Florinda Lorenzo-Desimilian Florinda Lorenzo-Desimilian
Hyattsville, MD On the evening of April 20, 2010 Florinda Lorenzo-Desimilian was at home with her three small children and her elderly father when she heard a knock on the kitchen window of her first floor apartment in Hyattsville, MD. She opened the small window and was asked by a Prince George’s undercover officer if she sold phone cards. As a stay-at-home mother, Florinda had begun to sell phone cards to earn some money. Within minutes of her selling the phone card to the undercover police officer, someone knocked on her kitchen window again. This time it was five uniformed officers demanding that she open her door.
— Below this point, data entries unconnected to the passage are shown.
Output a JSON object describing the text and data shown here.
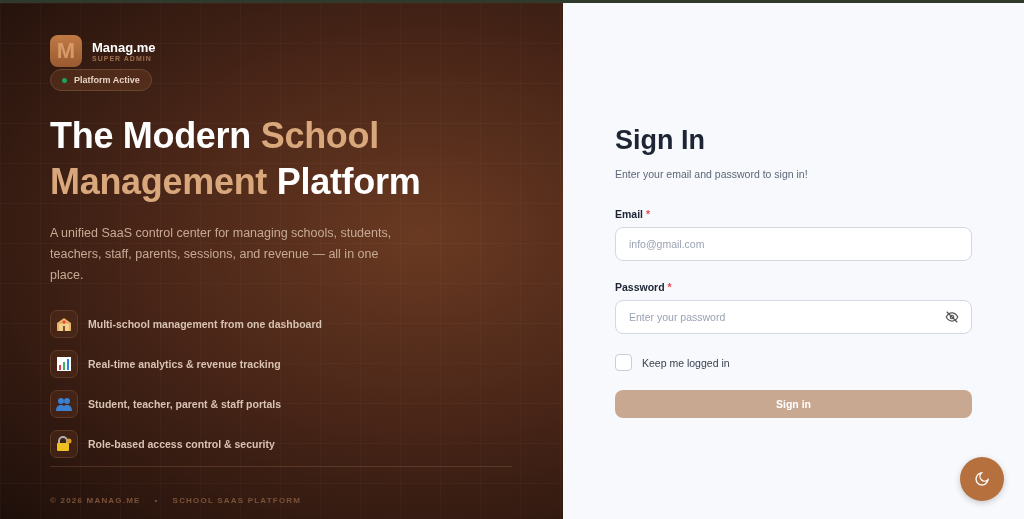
{
  "brand": {
    "logo_letter": "M",
    "name": "Manag.me",
    "role": "SUPER ADMIN"
  },
  "status_badge": {
    "label": "Platform Active",
    "color": "#22a05a"
  },
  "headline": [
    {
      "text": "The Modern ",
      "accent": false
    },
    {
      "text": "School",
      "accent": true
    },
    {
      "text": "Management",
      "accent": true
    },
    {
      "text": " Platform",
      "accent": false
    }
  ],
  "description": "A unified SaaS control center for managing schools, students, teachers, staff, parents, sessions, and revenue — all in one place.",
  "features": [
    {
      "label": "Multi-school management from one dashboard"
    },
    {
      "label": "Real-time analytics & revenue tracking"
    },
    {
      "label": "Student, teacher, parent & staff portals"
    },
    {
      "label": "Role-based access control & security"
    }
  ],
  "footer": [
    "© 2026 MANAG.ME",
    "•",
    "SCHOOL SAAS PLATFORM"
  ],
  "form": {
    "title": "Sign In",
    "subtitle": "Enter your email and password to sign in!",
    "fields": [
      {
        "label": "Email",
        "required_mark": "*",
        "placeholder": "info@gmail.com",
        "kind": "text"
      },
      {
        "label": "Password",
        "required_mark": "*",
        "placeholder": "Enter your password",
        "kind": "password"
      }
    ],
    "remember": {
      "label": "Keep me logged in",
      "checked": false
    },
    "submit": {
      "label": "Sign in",
      "disabled": true
    }
  }
}
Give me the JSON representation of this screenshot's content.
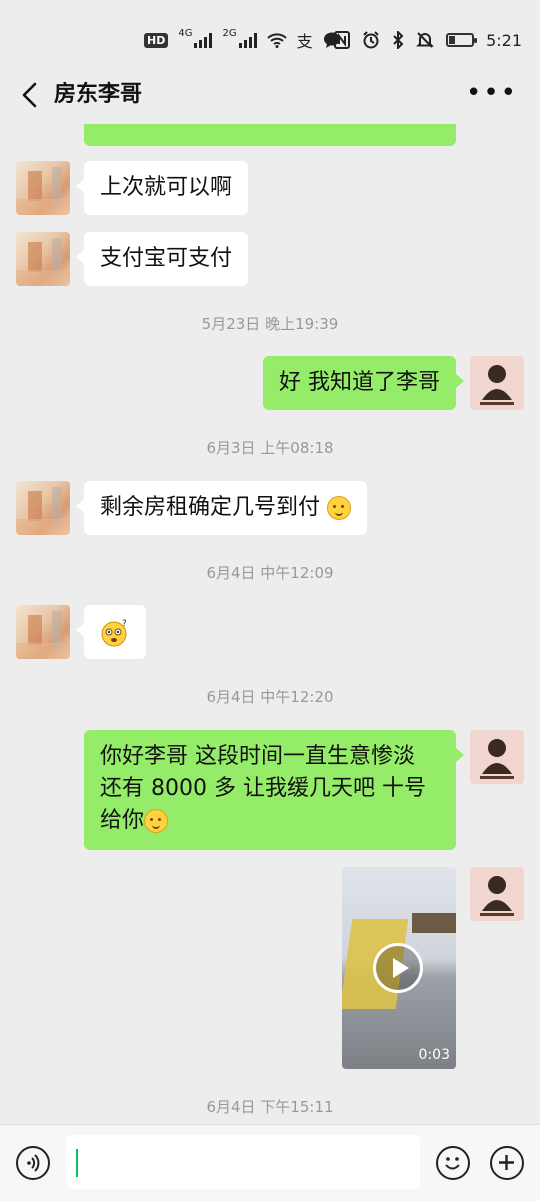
{
  "status_bar": {
    "left_badge": "HD",
    "net1": "4G",
    "net2": "2G",
    "time": "5:21"
  },
  "nav": {
    "title": "房东李哥"
  },
  "messages": {
    "m1": "上次就可以啊",
    "m2": "支付宝可支付",
    "ts1": "5月23日 晚上19:39",
    "m3": "好 我知道了李哥",
    "ts2": "6月3日 上午08:18",
    "m4": "剩余房租确定几号到付",
    "ts3": "6月4日 中午12:09",
    "ts4": "6月4日 中午12:20",
    "m6_line1": "你好李哥  这段时间一直生意惨淡",
    "m6_line2": "还有 8000 多  让我缓几天吧   十号",
    "m6_line3": "给你",
    "video_duration": "0:03",
    "ts5": "6月4日 下午15:11"
  },
  "input": {
    "value": ""
  }
}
Frightened, Florinda’s ten year old daughter opened the door and ran into the apartment buildings’ hallway. Without a word, or a search warrant the police rushed inside and ordered Florinda and her family to sit on the couch and not move. The police ripped through her apartment emptying her belongings on the floor. For more than fifteen minutes their search continued. Ultimately they handcuffed Florinda and placed her in a police car. Never during her arrest was Florinda asked about the welfare of her elderly father and her three small children. The youngest one, her thirteen month old son, still breast feeding. Upon arrival at the Hyattsville police station, she was told, “Since you don’t speak English, I am sending you to jail.” Florinda was charged with operating a business without a proper license and housed in Prince George’s County Correctional Center in Upper Marlboro for three days until the charges against her were dropped. The same day she was released, ICE issued a Notice to Appear (NTA) before a federal immigration judge. Florinda and her children are now destined to be deported August 4, 2012. Florinda’s deportation could be devastating in more than one way. She suffers from a severe case of asthma for which she requires $600 worth of medicines and sprays. Fortunately, a doctor donates her medication to her every other month allowing her to control her outbreaks. Her youngest son Rafael has started to exhibit the same symptoms. Living in Guatemala with insufficient medical facilities and access would cause great risks to their lives.
“I hope that no other mother will have to live through what I went through.” Florinda Lorenzo-Desimilian